→ **About this exercise**: Keep the pictures out of the copy and print all the entries below exactly.

### Available records

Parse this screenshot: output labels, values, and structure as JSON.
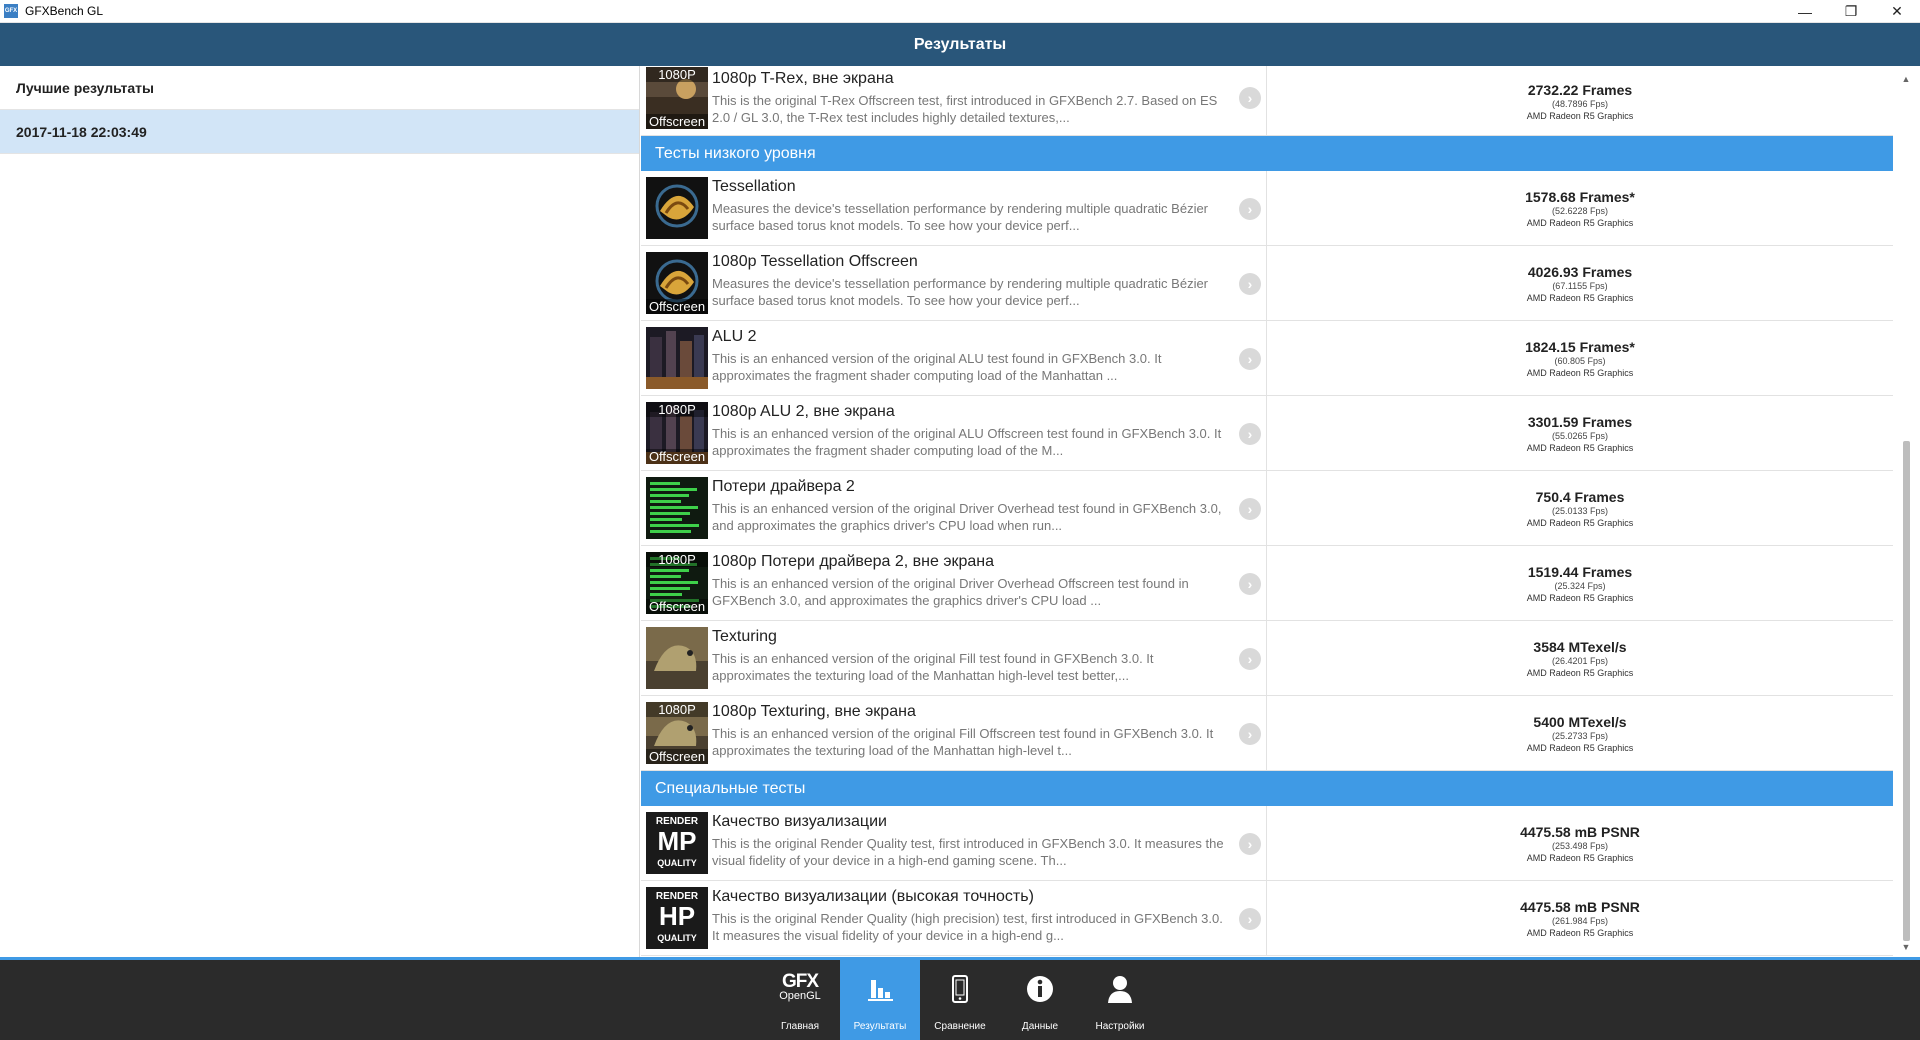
{
  "window": {
    "title": "GFXBench GL",
    "app_icon_label": "GFX",
    "minimize": "—",
    "restore": "❐",
    "close": "✕"
  },
  "header": {
    "title": "Результаты"
  },
  "sidebar": {
    "items": [
      {
        "label": "Лучшие результаты",
        "selected": false
      },
      {
        "label": "2017-11-18 22:03:49",
        "selected": true
      }
    ]
  },
  "list": {
    "top_row": {
      "name": "1080p T-Rex, вне экрана",
      "desc": "This is the original T-Rex Offscreen test, first introduced in GFXBench 2.7. Based on ES 2.0 / GL 3.0, the T-Rex test includes highly detailed textures,...",
      "score": "2732.22 Frames",
      "fps": "(48.7896 Fps)",
      "gpu": "AMD Radeon R5 Graphics",
      "tag_top": "1080P",
      "tag_bottom": "Offscreen"
    },
    "sections": [
      {
        "title": "Тесты низкого уровня",
        "rows": [
          {
            "name": "Tessellation",
            "desc": "Measures the device's tessellation performance by rendering multiple quadratic Bézier surface based torus knot models. To see how your device perf...",
            "score": "1578.68 Frames*",
            "fps": "(52.6228 Fps)",
            "gpu": "AMD Radeon R5 Graphics",
            "thumb": "tess",
            "tag_top": "",
            "tag_bottom": ""
          },
          {
            "name": "1080p Tessellation Offscreen",
            "desc": "Measures the device's tessellation performance by rendering multiple quadratic Bézier surface based torus knot models. To see how your device perf...",
            "score": "4026.93 Frames",
            "fps": "(67.1155 Fps)",
            "gpu": "AMD Radeon R5 Graphics",
            "thumb": "tess",
            "tag_top": "",
            "tag_bottom": "Offscreen"
          },
          {
            "name": "ALU 2",
            "desc": "This is an enhanced version of the original ALU test found in GFXBench 3.0. It approximates the fragment shader computing load of the Manhattan ...",
            "score": "1824.15 Frames*",
            "fps": "(60.805 Fps)",
            "gpu": "AMD Radeon R5 Graphics",
            "thumb": "city",
            "tag_top": "",
            "tag_bottom": ""
          },
          {
            "name": "1080p ALU 2, вне экрана",
            "desc": "This is an enhanced version of the original ALU Offscreen test found in GFXBench 3.0. It approximates the fragment shader computing load of the M...",
            "score": "3301.59 Frames",
            "fps": "(55.0265 Fps)",
            "gpu": "AMD Radeon R5 Graphics",
            "thumb": "city",
            "tag_top": "1080P",
            "tag_bottom": "Offscreen"
          },
          {
            "name": "Потери драйвера 2",
            "desc": "This is an enhanced version of the original Driver Overhead test found in GFXBench 3.0, and approximates the graphics driver's CPU load when run...",
            "score": "750.4 Frames",
            "fps": "(25.0133 Fps)",
            "gpu": "AMD Radeon R5 Graphics",
            "thumb": "driver",
            "tag_top": "",
            "tag_bottom": ""
          },
          {
            "name": "1080p Потери драйвера 2, вне экрана",
            "desc": "This is an enhanced version of the original Driver Overhead Offscreen test found in GFXBench 3.0, and approximates the graphics driver's CPU load ...",
            "score": "1519.44 Frames",
            "fps": "(25.324 Fps)",
            "gpu": "AMD Radeon R5 Graphics",
            "thumb": "driver",
            "tag_top": "1080P",
            "tag_bottom": "Offscreen"
          },
          {
            "name": "Texturing",
            "desc": "This is an enhanced version of the original Fill test found in GFXBench 3.0. It approximates the texturing load of the Manhattan high-level test better,...",
            "score": "3584 MTexel/s",
            "fps": "(26.4201 Fps)",
            "gpu": "AMD Radeon R5 Graphics",
            "thumb": "dino",
            "tag_top": "",
            "tag_bottom": ""
          },
          {
            "name": "1080p Texturing, вне экрана",
            "desc": "This is an enhanced version of the original Fill Offscreen test found in GFXBench 3.0. It approximates the texturing load of the Manhattan high-level t...",
            "score": "5400 MTexel/s",
            "fps": "(25.2733 Fps)",
            "gpu": "AMD Radeon R5 Graphics",
            "thumb": "dino",
            "tag_top": "1080P",
            "tag_bottom": "Offscreen"
          }
        ]
      },
      {
        "title": "Специальные тесты",
        "rows": [
          {
            "name": "Качество визуализации",
            "desc": "This is the original Render Quality test, first introduced in GFXBench 3.0. It measures the visual fidelity of your device in a high-end gaming scene. Th...",
            "score": "4475.58 mB PSNR",
            "fps": "(253.498 Fps)",
            "gpu": "AMD Radeon R5 Graphics",
            "thumb": "render",
            "render_top": "RENDER",
            "render_mid": "MP",
            "render_bot": "QUALITY"
          },
          {
            "name": "Качество визуализации (высокая точность)",
            "desc": "This is the original Render Quality (high precision) test, first introduced in GFXBench 3.0. It measures the visual fidelity of your device in a high-end g...",
            "score": "4475.58 mB PSNR",
            "fps": "(261.984 Fps)",
            "gpu": "AMD Radeon R5 Graphics",
            "thumb": "render",
            "render_top": "RENDER",
            "render_mid": "HP",
            "render_bot": "QUALITY"
          }
        ]
      }
    ]
  },
  "scrollbar": {
    "up": "▲",
    "down": "▼"
  },
  "bottom_nav": {
    "logo_line1": "GFX",
    "logo_line2": "OpenGL",
    "items": [
      {
        "label": "Главная",
        "icon": "gfx-logo-icon",
        "active": false
      },
      {
        "label": "Результаты",
        "icon": "bar-chart-icon",
        "active": true
      },
      {
        "label": "Сравнение",
        "icon": "phone-icon",
        "active": false
      },
      {
        "label": "Данные",
        "icon": "info-icon",
        "active": false
      },
      {
        "label": "Настройки",
        "icon": "user-icon",
        "active": false
      }
    ]
  },
  "colors": {
    "header_bg": "#29567a",
    "section_bg": "#3f9ae5",
    "selected_bg": "#d2e5f7",
    "nav_bg": "#2b2b2b",
    "nav_active": "#3f9ae5"
  }
}
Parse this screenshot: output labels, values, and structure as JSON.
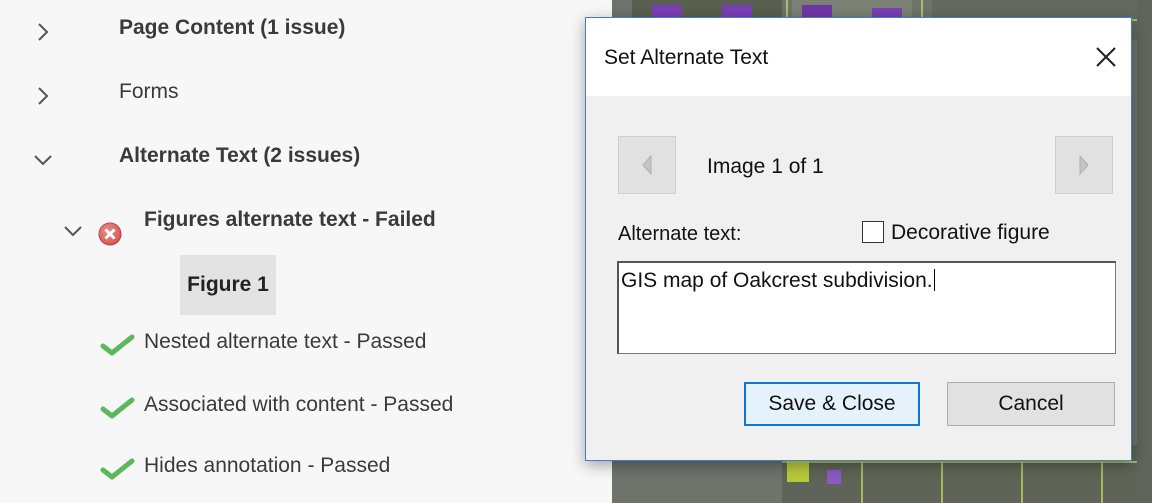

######

→ **Result for this exercise**:
Parse this screenshot: output labels, values, and structure as JSON.
{
  "window": {
    "title": "GFXBench GL",
    "app_icon_label": "GFX",
    "minimize": "—",
    "restore": "❐",
    "close": "✕"
  },
  "header": {
    "title": "Результаты"
  },
  "sidebar": {
    "items": [
      {
        "label": "Лучшие результаты",
        "selected": false
      },
      {
        "label": "2017-11-18 22:03:49",
        "selected": true
      }
    ]
  },
  "list": {
    "top_row": {
      "name": "1080p T-Rex, вне экрана",
      "desc": "This is the original T-Rex Offscreen test, first introduced in GFXBench 2.7. Based on ES 2.0 / GL 3.0, the T-Rex test includes highly detailed textures,...",
      "score": "2732.22 Frames",
      "fps": "(48.7896 Fps)",
      "gpu": "AMD Radeon R5 Graphics",
      "tag_top": "1080P",
      "tag_bottom": "Offscreen"
    },
    "sections": [
      {
        "title": "Тесты низкого уровня",
        "rows": [
          {
            "name": "Tessellation",
            "desc": "Measures the device's tessellation performance by rendering multiple quadratic Bézier surface based torus knot models. To see how your device perf...",
            "score": "1578.68 Frames*",
            "fps": "(52.6228 Fps)",
            "gpu": "AMD Radeon R5 Graphics",
            "thumb": "tess",
            "tag_top": "",
            "tag_bottom": ""
          },
          {
            "name": "1080p Tessellation Offscreen",
            "desc": "Measures the device's tessellation performance by rendering multiple quadratic Bézier surface based torus knot models. To see how your device perf...",
            "score": "4026.93 Frames",
            "fps": "(67.1155 Fps)",
            "gpu": "AMD Radeon R5 Graphics",
            "thumb": "tess",
            "tag_top": "",
            "tag_bottom": "Offscreen"
          },
          {
            "name": "ALU 2",
            "desc": "This is an enhanced version of the original ALU test found in GFXBench 3.0. It approximates the fragment shader computing load of the Manhattan ...",
            "score": "1824.15 Frames*",
            "fps": "(60.805 Fps)",
            "gpu": "AMD Radeon R5 Graphics",
            "thumb": "city",
            "tag_top": "",
            "tag_bottom": ""
          },
          {
            "name": "1080p ALU 2, вне экрана",
            "desc": "This is an enhanced version of the original ALU Offscreen test found in GFXBench 3.0. It approximates the fragment shader computing load of the M...",
            "score": "3301.59 Frames",
            "fps": "(55.0265 Fps)",
            "gpu": "AMD Radeon R5 Graphics",
            "thumb": "city",
            "tag_top": "1080P",
            "tag_bottom": "Offscreen"
          },
          {
            "name": "Потери драйвера 2",
            "desc": "This is an enhanced version of the original Driver Overhead test found in GFXBench 3.0, and approximates the graphics driver's CPU load when run...",
            "score": "750.4 Frames",
            "fps": "(25.0133 Fps)",
            "gpu": "AMD Radeon R5 Graphics",
            "thumb": "driver",
            "tag_top": "",
            "tag_bottom": ""
          },
          {
            "name": "1080p Потери драйвера 2, вне экрана",
            "desc": "This is an enhanced version of the original Driver Overhead Offscreen test found in GFXBench 3.0, and approximates the graphics driver's CPU load ...",
            "score": "1519.44 Frames",
            "fps": "(25.324 Fps)",
            "gpu": "AMD Radeon R5 Graphics",
            "thumb": "driver",
            "tag_top": "1080P",
            "tag_bottom": "Offscreen"
          },
          {
            "name": "Texturing",
            "desc": "This is an enhanced version of the original Fill test found in GFXBench 3.0. It approximates the texturing load of the Manhattan high-level test better,...",
            "score": "3584 MTexel/s",
            "fps": "(26.4201 Fps)",
            "gpu": "AMD Radeon R5 Graphics",
            "thumb": "dino",
            "tag_top": "",
            "tag_bottom": ""
          },
          {
            "name": "1080p Texturing, вне экрана",
            "desc": "This is an enhanced version of the original Fill Offscreen test found in GFXBench 3.0. It approximates the texturing load of the Manhattan high-level t...",
            "score": "5400 MTexel/s",
            "fps": "(25.2733 Fps)",
            "gpu": "AMD Radeon R5 Graphics",
            "thumb": "dino",
            "tag_top": "1080P",
            "tag_bottom": "Offscreen"
          }
        ]
      },
      {
        "title": "Специальные тесты",
        "rows": [
          {
            "name": "Качество визуализации",
            "desc": "This is the original Render Quality test, first introduced in GFXBench 3.0. It measures the visual fidelity of your device in a high-end gaming scene. Th...",
            "score": "4475.58 mB PSNR",
            "fps": "(253.498 Fps)",
            "gpu": "AMD Radeon R5 Graphics",
            "thumb": "render",
            "render_top": "RENDER",
            "render_mid": "MP",
            "render_bot": "QUALITY"
          },
          {
            "name": "Качество визуализации (высокая точность)",
            "desc": "This is the original Render Quality (high precision) test, first introduced in GFXBench 3.0. It measures the visual fidelity of your device in a high-end g...",
            "score": "4475.58 mB PSNR",
            "fps": "(261.984 Fps)",
            "gpu": "AMD Radeon R5 Graphics",
            "thumb": "render",
            "render_top": "RENDER",
            "render_mid": "HP",
            "render_bot": "QUALITY"
          }
        ]
      }
    ]
  },
  "scrollbar": {
    "up": "▲",
    "down": "▼"
  },
  "bottom_nav": {
    "logo_line1": "GFX",
    "logo_line2": "OpenGL",
    "items": [
      {
        "label": "Главная",
        "icon": "gfx-logo-icon",
        "active": false
      },
      {
        "label": "Результаты",
        "icon": "bar-chart-icon",
        "active": true
      },
      {
        "label": "Сравнение",
        "icon": "phone-icon",
        "active": false
      },
      {
        "label": "Данные",
        "icon": "info-icon",
        "active": false
      },
      {
        "label": "Настройки",
        "icon": "user-icon",
        "active": false
      }
    ]
  },
  "colors": {
    "header_bg": "#29567a",
    "section_bg": "#3f9ae5",
    "selected_bg": "#d2e5f7",
    "nav_bg": "#2b2b2b",
    "nav_active": "#3f9ae5"
  }
}
Parse this screenshot: output labels, values, and structure as JSON.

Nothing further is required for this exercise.